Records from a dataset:
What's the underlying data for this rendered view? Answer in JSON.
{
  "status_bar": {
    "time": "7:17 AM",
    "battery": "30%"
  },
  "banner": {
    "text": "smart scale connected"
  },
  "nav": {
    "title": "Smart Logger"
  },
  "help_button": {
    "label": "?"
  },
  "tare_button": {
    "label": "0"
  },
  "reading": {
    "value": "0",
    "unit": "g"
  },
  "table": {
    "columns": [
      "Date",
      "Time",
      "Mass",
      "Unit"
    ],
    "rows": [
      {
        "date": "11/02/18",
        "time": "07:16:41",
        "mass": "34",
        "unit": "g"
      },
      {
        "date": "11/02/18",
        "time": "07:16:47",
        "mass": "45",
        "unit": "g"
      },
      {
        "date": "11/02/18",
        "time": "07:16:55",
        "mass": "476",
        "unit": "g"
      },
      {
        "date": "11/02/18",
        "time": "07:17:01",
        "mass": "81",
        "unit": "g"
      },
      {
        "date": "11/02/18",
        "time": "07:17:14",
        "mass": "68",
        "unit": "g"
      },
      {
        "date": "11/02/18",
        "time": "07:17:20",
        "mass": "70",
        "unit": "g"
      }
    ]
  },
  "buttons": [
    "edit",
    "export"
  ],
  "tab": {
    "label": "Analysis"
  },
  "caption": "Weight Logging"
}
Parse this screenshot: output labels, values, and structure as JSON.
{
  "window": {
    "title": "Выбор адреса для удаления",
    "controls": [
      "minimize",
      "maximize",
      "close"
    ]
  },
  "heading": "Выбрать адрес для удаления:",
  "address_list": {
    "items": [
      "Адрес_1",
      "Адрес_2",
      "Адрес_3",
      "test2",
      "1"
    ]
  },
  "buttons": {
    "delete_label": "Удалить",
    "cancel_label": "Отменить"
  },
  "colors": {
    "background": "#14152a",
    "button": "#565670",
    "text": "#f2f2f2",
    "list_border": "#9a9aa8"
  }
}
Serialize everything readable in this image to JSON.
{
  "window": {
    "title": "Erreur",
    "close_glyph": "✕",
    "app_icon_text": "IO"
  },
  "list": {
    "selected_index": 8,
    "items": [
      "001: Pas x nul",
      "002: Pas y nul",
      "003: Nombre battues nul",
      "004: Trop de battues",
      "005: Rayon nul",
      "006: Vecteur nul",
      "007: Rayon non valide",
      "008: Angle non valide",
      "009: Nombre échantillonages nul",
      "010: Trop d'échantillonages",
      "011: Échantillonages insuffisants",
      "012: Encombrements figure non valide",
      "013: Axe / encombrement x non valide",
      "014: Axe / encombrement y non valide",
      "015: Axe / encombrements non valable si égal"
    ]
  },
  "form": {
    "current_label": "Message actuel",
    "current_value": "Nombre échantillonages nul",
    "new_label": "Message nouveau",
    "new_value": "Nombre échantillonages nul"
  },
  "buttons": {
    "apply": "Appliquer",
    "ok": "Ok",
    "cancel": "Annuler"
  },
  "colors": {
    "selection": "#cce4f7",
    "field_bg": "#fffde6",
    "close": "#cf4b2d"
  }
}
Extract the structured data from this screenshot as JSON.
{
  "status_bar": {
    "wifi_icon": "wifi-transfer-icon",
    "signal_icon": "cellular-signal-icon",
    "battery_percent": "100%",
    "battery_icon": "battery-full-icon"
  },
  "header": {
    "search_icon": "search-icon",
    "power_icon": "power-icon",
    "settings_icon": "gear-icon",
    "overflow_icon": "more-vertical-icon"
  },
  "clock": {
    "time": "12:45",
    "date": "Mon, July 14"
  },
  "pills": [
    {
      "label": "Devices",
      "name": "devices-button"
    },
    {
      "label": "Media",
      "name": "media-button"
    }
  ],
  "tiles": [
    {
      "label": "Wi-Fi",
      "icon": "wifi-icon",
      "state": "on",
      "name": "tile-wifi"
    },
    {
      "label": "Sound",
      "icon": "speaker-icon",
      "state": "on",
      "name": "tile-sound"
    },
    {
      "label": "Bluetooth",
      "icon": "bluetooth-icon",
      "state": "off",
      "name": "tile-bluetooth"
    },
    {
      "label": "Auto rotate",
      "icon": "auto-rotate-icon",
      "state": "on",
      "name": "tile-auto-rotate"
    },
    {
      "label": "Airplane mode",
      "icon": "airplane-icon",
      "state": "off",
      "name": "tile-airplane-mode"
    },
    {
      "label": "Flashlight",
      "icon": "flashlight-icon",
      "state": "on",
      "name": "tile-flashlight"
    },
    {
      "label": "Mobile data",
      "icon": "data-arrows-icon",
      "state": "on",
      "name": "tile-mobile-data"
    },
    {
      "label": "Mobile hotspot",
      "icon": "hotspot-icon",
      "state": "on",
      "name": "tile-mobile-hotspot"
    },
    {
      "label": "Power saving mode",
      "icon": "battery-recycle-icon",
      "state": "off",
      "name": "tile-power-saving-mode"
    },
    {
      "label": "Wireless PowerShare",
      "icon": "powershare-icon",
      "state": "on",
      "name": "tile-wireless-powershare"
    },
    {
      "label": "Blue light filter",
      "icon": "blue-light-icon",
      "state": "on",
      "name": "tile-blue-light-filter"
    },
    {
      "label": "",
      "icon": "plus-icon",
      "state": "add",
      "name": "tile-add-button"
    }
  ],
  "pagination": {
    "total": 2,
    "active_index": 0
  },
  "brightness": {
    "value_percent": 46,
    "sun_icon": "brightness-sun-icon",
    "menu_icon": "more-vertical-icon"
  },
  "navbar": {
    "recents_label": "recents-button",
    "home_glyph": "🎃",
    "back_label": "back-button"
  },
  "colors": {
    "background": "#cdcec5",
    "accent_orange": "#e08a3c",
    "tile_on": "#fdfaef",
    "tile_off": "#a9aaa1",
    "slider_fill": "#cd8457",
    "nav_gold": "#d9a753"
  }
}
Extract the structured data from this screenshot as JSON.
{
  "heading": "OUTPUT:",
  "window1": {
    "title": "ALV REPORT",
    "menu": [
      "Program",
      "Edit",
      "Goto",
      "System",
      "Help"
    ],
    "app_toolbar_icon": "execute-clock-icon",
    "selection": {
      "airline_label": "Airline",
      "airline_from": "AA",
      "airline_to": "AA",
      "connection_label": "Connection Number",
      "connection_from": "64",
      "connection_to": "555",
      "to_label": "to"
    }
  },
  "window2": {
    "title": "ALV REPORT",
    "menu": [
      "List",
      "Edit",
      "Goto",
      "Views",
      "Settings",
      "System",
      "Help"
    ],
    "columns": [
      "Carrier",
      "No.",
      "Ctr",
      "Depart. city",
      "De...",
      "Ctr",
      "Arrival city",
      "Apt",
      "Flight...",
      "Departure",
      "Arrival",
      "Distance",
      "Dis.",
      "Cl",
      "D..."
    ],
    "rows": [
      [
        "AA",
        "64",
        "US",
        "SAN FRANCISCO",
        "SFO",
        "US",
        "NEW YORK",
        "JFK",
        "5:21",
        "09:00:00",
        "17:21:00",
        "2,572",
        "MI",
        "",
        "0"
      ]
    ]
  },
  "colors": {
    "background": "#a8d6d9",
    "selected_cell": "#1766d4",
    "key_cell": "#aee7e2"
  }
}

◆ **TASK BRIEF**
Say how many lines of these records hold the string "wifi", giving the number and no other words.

◆ **RESULT OF THE EXERCISE**
3